But what does this have to do with universities? One of the more obvious answers is the inflation of education levels and skill sets. As my grandmother likes to tell me all the time, back in her day men and women could learn non-degree related skills such carpentry, bookkeeping, secretarial studies, etc. And nowadays, minus vo-tech schools (which tend to be poorly advertised and marketed as for students ‘who aren’t good in regular school’) those courses have completely been eradicated from a school’s curriculum. While I have personally lamented the dismantling of art programs in public schools, I also think that it is very important and disheartening that we’ve gotten rid of technical or skill based programs, as for many students who come from low income families don’t have the opportunity to attend college, and may end up graduating with little or no marketable skills (that’s if you consider a college education a marketable skill in and of itself, which I do to a certain extent).

Redefining Education

But more directly related to struggling college students and grads who are looking for work, I don’t really think that this is all of your fault. I believe a lot of this comes from colleges who marketed to us that qualities X, Y, and Z made them the best, and more often then not unless it was a specific career with a direct career path (accounting, engineering, etc.) many colleges twiddled their thumbs and pretended as though they had no idea what kind of jobs came with our degree. And while I won’t pretend that students shouldn’t research these things on their own, I do think most colleges do a poor job of prepping students for the career environment. At the very least, I would push for more courses on business/resume writing and personal finance, so at least the unemployed graduates these colleges create will have something under their belt. But I think 4 year colleges should also partner with community colleges, so students can learn a combination of of ‘career skills’ alongside a humanities education.

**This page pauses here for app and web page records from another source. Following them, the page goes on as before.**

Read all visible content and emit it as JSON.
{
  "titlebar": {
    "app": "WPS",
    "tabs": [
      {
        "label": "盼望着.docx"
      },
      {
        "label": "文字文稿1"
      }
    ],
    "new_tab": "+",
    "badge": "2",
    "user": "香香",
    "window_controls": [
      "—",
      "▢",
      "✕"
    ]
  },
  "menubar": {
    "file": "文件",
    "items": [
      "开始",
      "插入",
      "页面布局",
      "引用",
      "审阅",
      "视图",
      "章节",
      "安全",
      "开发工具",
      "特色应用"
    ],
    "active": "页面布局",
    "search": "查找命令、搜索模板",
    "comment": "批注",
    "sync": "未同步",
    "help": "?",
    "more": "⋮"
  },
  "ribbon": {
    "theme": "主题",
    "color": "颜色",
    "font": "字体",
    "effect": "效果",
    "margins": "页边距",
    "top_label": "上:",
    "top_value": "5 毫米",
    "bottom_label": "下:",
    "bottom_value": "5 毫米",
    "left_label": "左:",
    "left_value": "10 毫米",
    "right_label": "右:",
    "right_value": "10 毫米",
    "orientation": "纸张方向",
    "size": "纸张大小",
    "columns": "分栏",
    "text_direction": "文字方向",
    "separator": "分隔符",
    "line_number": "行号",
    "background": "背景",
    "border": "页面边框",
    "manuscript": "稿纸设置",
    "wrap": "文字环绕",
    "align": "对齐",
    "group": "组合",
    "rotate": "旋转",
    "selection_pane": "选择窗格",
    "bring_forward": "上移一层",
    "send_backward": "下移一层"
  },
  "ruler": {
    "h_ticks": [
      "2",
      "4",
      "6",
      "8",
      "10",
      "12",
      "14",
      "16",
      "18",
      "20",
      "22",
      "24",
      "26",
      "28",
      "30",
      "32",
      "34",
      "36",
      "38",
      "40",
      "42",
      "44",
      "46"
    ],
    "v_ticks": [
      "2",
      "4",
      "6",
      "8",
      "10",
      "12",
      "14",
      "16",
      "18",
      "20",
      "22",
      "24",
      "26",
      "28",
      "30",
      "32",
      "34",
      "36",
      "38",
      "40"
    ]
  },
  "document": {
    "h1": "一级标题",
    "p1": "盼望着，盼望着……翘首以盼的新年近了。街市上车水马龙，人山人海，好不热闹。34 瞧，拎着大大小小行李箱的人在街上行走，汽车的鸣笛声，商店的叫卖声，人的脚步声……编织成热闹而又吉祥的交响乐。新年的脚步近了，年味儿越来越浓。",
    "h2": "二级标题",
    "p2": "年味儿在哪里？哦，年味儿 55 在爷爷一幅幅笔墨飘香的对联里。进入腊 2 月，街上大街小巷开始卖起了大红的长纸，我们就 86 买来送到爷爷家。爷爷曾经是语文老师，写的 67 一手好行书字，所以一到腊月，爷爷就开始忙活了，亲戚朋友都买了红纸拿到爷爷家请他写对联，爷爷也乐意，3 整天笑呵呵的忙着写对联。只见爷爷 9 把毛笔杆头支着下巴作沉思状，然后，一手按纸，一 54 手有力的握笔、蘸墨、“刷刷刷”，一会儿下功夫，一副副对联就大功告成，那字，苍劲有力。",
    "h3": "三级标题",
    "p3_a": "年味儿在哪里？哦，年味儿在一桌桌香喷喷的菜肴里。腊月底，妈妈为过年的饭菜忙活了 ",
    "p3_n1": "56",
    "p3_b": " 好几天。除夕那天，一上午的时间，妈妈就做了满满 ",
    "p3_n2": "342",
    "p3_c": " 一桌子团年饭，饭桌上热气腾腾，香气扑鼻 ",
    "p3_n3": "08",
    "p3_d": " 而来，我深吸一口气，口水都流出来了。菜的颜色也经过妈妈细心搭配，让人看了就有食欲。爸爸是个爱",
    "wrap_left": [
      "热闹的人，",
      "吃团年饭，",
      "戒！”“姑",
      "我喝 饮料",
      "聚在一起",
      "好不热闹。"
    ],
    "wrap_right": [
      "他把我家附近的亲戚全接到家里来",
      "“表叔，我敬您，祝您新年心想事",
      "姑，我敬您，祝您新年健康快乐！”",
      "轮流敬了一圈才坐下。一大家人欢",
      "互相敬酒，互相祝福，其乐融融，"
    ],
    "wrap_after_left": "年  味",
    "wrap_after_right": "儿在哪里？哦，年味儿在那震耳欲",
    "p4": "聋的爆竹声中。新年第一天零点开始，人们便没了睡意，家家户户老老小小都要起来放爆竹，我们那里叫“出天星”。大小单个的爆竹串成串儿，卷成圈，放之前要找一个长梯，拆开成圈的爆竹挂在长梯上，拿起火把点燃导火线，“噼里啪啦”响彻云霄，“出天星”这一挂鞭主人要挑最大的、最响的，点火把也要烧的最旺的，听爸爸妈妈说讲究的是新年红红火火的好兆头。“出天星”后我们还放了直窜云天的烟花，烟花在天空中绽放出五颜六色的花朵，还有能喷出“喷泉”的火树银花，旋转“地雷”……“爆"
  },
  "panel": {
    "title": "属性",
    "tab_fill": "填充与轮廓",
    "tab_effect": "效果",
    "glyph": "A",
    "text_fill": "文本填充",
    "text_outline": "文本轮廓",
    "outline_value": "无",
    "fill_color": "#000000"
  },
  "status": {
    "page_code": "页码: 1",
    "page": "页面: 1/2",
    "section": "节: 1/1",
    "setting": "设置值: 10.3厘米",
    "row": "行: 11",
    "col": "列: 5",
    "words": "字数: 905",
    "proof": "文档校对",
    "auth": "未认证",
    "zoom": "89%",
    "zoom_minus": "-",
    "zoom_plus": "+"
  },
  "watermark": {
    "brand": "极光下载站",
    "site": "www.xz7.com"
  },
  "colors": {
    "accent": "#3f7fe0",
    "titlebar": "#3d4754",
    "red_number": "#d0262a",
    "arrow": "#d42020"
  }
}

As an economics major I can’t completely discount the value of a liberal arts education. But I think many of us college students need to push back against some of this backlash, and decide either to complement our liberal arts education with more technical based skills, or create our own paths that involve the humanities.

Another path is to remove the stigma against community colleges, which teach liberal arts classes and trades, and at a lower cost than many 4 year colleges. I know many of my friends were embarrassed to be at a community college, and most were only using it as a pathway to attend a more traditional university. Traditional is fine, but students who go to community college shouldn’t be ignored or demeaned. Personally, as a soon to be college grad, I’ve been lucky to escape some of the more perilous hurdles such as student loans, but if my high school career counselor had told me that I could make decent money as a mechanic or bookkeeper with two years and more than triple the cost (my school costs roughly $50-60,000 per year) I would’ve been sold.

So What Next

Overall, what I hope to get across is that there is a problem with our current educational system, and while there are no ‘right’ answers, there are certain things that need to change. Some parts of the college experience should be dedicated towards non-career related goals: being away from home for the first time, learning to adjust to a new environment, understanding academia on the university level, enjoying time with friends and meeting people from a variety of geographic and cultural areas, and so on. But in this economy, we’ve lost that luxury to a certain extent. And now we have to be pragmatic at 17-18 years old, and ignore the cheers of college and getting a education that may financially ruin us well into our thirties, forties, and further. It’s a hard sell, but I caution others to reflect on the college experience as they see it now, and on the bright side, this may turn Gen Y into one of the most pragmatic generations yet! We may not appreciate it right now, but the innovative skills we’ve gotten will last us a lifetime.

What do you guys think about the state of higher education? Feel free to combat my points as well!

The entrance to PCC

The entrance to PCC (Photo credit: Wikipedia)